(Dataset rows describing interfaces)
* * * * * * * * *

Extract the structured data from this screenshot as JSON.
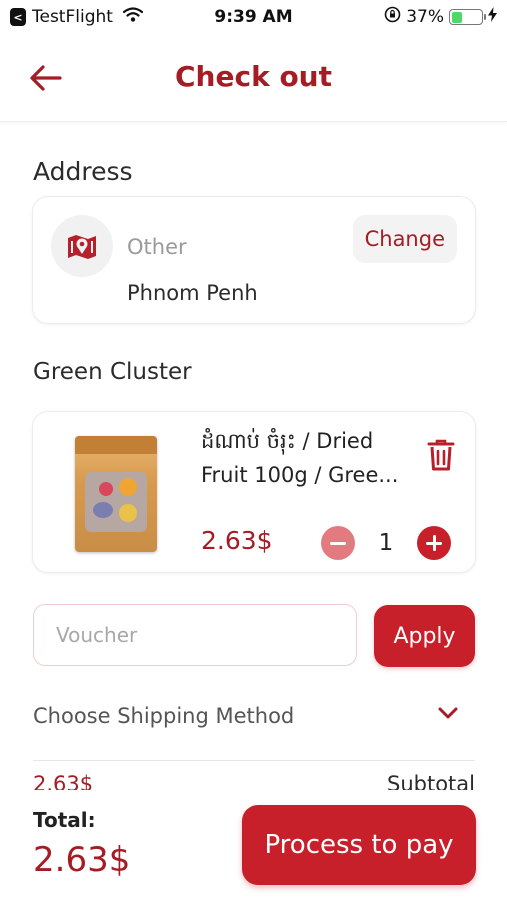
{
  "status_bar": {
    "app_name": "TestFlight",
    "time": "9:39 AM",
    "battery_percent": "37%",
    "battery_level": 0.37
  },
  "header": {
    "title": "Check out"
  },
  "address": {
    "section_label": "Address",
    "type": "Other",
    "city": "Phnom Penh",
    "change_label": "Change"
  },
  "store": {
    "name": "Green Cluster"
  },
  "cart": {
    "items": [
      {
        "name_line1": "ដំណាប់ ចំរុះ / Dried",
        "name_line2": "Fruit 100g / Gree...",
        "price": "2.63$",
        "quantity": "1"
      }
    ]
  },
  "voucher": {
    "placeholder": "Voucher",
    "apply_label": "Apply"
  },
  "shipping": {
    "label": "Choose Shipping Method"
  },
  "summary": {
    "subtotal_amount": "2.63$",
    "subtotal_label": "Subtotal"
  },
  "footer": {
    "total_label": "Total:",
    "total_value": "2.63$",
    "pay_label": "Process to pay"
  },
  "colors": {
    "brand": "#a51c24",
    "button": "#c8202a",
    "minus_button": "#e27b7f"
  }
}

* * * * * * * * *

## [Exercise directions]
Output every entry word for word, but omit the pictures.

## [Result of the task]
Extract the structured data from this screenshot as JSON.
{
  "status_bar": {
    "app_name": "TestFlight",
    "time": "9:39 AM",
    "battery_percent": "37%",
    "battery_level": 0.37
  },
  "header": {
    "title": "Check out"
  },
  "address": {
    "section_label": "Address",
    "type": "Other",
    "city": "Phnom Penh",
    "change_label": "Change"
  },
  "store": {
    "name": "Green Cluster"
  },
  "cart": {
    "items": [
      {
        "name_line1": "ដំណាប់ ចំរុះ / Dried",
        "name_line2": "Fruit 100g / Gree...",
        "price": "2.63$",
        "quantity": "1"
      }
    ]
  },
  "voucher": {
    "placeholder": "Voucher",
    "apply_label": "Apply"
  },
  "shipping": {
    "label": "Choose Shipping Method"
  },
  "summary": {
    "subtotal_amount": "2.63$",
    "subtotal_label": "Subtotal"
  },
  "footer": {
    "total_label": "Total:",
    "total_value": "2.63$",
    "pay_label": "Process to pay"
  },
  "colors": {
    "brand": "#a51c24",
    "button": "#c8202a",
    "minus_button": "#e27b7f"
  }
}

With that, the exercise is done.